(Data to process begins)
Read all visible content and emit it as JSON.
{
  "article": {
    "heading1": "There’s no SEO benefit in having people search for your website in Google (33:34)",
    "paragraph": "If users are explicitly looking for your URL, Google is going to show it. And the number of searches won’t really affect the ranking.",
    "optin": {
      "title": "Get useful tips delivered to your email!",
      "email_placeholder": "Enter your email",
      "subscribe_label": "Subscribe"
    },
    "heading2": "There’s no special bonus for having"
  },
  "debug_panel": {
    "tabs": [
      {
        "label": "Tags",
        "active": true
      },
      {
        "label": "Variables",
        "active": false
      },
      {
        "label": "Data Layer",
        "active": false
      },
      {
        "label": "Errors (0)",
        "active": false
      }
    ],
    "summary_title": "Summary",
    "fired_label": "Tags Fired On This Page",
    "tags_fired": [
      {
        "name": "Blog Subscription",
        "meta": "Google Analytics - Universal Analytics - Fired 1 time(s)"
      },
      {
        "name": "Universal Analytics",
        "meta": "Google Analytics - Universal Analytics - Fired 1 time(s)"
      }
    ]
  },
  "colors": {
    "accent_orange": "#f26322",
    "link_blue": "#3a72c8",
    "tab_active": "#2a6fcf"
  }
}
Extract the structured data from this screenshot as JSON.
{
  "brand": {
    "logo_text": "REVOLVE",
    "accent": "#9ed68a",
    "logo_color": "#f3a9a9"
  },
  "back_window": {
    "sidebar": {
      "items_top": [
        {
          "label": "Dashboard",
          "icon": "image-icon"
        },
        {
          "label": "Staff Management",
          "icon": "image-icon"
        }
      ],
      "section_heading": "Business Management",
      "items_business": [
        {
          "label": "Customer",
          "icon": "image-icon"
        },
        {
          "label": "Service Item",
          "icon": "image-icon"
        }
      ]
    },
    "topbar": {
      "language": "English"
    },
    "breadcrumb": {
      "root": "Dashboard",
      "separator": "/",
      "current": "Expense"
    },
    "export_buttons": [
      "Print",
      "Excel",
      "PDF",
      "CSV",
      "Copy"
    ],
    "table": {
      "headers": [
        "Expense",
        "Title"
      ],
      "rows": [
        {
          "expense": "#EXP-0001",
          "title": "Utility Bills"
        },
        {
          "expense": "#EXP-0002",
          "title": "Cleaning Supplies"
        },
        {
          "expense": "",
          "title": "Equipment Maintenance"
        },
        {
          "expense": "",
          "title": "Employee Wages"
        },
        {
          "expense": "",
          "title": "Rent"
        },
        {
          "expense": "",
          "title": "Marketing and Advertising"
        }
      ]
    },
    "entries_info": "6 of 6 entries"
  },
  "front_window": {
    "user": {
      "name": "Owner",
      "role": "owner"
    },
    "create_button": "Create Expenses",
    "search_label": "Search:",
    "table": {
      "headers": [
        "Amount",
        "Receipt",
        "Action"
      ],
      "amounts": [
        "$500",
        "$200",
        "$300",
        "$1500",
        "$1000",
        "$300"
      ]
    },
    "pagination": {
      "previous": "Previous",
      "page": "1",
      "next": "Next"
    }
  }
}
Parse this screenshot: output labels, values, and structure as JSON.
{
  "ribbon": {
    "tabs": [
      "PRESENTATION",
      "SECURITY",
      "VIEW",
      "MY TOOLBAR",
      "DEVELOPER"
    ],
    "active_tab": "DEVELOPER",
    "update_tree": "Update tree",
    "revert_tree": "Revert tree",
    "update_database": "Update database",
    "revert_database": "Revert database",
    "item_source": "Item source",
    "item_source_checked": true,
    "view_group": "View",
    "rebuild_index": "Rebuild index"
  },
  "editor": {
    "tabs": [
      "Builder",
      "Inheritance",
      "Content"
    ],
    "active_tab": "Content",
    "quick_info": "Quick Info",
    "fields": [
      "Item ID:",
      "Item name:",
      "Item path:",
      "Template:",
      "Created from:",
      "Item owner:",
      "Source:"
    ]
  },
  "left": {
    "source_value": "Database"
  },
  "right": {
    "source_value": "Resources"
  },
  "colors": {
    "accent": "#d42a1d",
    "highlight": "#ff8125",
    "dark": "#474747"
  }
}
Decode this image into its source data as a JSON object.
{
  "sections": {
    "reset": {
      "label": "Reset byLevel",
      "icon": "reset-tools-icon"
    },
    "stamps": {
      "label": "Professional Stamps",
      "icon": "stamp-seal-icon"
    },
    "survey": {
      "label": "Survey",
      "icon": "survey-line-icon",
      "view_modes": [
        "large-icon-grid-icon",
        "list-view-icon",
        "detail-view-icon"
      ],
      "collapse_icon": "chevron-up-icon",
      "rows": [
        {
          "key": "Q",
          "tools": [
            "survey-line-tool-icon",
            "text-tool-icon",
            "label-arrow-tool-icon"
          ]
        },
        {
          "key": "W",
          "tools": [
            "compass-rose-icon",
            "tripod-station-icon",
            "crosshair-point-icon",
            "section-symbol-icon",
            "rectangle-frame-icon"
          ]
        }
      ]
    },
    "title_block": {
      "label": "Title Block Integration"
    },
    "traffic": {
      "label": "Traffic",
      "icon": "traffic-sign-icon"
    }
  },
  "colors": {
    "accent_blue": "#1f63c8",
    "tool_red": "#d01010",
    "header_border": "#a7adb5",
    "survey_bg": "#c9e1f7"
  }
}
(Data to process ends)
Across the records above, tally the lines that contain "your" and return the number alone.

4